> _Problem statement_:
Give back each entry exactly as written, apart from the pictures.

(Web page and app entries)
——————————
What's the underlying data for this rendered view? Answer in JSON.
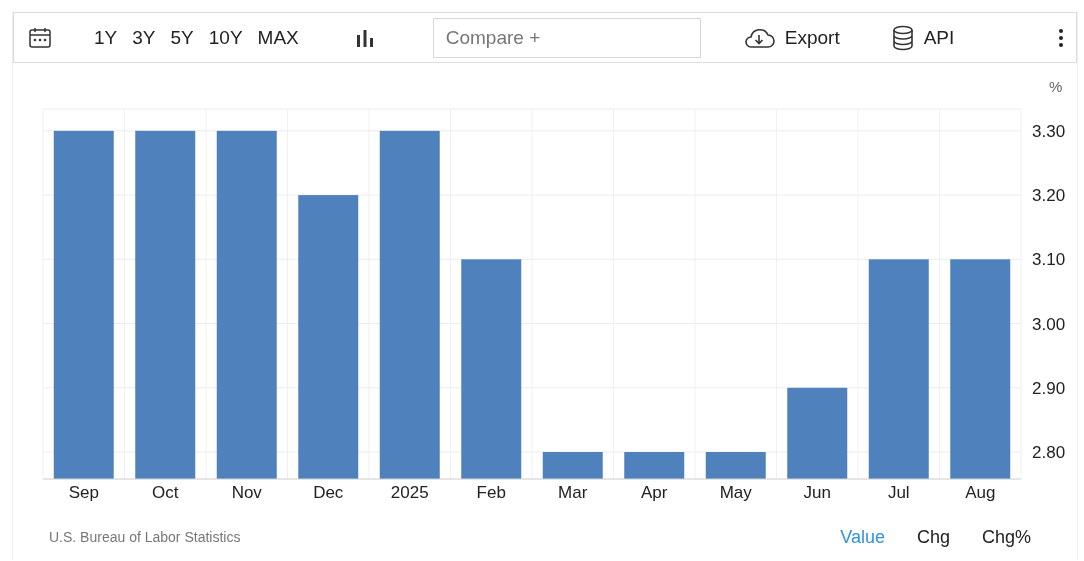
{
  "toolbar": {
    "ranges": [
      {
        "label": "1Y"
      },
      {
        "label": "3Y"
      },
      {
        "label": "5Y"
      },
      {
        "label": "10Y"
      },
      {
        "label": "MAX"
      }
    ],
    "compare": {
      "placeholder": "Compare +"
    },
    "export": "Export",
    "api": "API"
  },
  "chart": {
    "unit": "%",
    "chart_data": {
      "type": "bar",
      "categories": [
        "Sep",
        "Oct",
        "Nov",
        "Dec",
        "2025",
        "Feb",
        "Mar",
        "Apr",
        "May",
        "Jun",
        "Jul",
        "Aug"
      ],
      "grid": true,
      "series": [
        {
          "color": "#4f81bd",
          "values": [
            3.3,
            3.3,
            3.3,
            3.2,
            3.3,
            3.1,
            2.8,
            2.8,
            2.8,
            2.9,
            3.1,
            3.1
          ]
        }
      ],
      "ylim": [
        2.758,
        3.334
      ],
      "yticks": [
        {
          "value": 2.8,
          "label": "2.80"
        },
        {
          "value": 2.9,
          "label": "2.90"
        },
        {
          "value": 3.0,
          "label": "3.00"
        },
        {
          "value": 3.1,
          "label": "3.10"
        },
        {
          "value": 3.2,
          "label": "3.20"
        },
        {
          "value": 3.3,
          "label": "3.30"
        }
      ]
    }
  },
  "footer": {
    "source": "U.S. Bureau of Labor Statistics",
    "views": [
      {
        "label": "Value",
        "selected": true
      },
      {
        "label": "Chg",
        "selected": false
      },
      {
        "label": "Chg%",
        "selected": false
      }
    ]
  }
}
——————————
> _Response box_:
What's the underlying data for this rendered view? Answer in JSON.
{
  "toolbar": {
    "ranges": [
      {
        "label": "1Y"
      },
      {
        "label": "3Y"
      },
      {
        "label": "5Y"
      },
      {
        "label": "10Y"
      },
      {
        "label": "MAX"
      }
    ],
    "compare": {
      "placeholder": "Compare +"
    },
    "export": "Export",
    "api": "API"
  },
  "chart": {
    "unit": "%",
    "chart_data": {
      "type": "bar",
      "categories": [
        "Sep",
        "Oct",
        "Nov",
        "Dec",
        "2025",
        "Feb",
        "Mar",
        "Apr",
        "May",
        "Jun",
        "Jul",
        "Aug"
      ],
      "grid": true,
      "series": [
        {
          "color": "#4f81bd",
          "values": [
            3.3,
            3.3,
            3.3,
            3.2,
            3.3,
            3.1,
            2.8,
            2.8,
            2.8,
            2.9,
            3.1,
            3.1
          ]
        }
      ],
      "ylim": [
        2.758,
        3.334
      ],
      "yticks": [
        {
          "value": 2.8,
          "label": "2.80"
        },
        {
          "value": 2.9,
          "label": "2.90"
        },
        {
          "value": 3.0,
          "label": "3.00"
        },
        {
          "value": 3.1,
          "label": "3.10"
        },
        {
          "value": 3.2,
          "label": "3.20"
        },
        {
          "value": 3.3,
          "label": "3.30"
        }
      ]
    }
  },
  "footer": {
    "source": "U.S. Bureau of Labor Statistics",
    "views": [
      {
        "label": "Value",
        "selected": true
      },
      {
        "label": "Chg",
        "selected": false
      },
      {
        "label": "Chg%",
        "selected": false
      }
    ]
  }
}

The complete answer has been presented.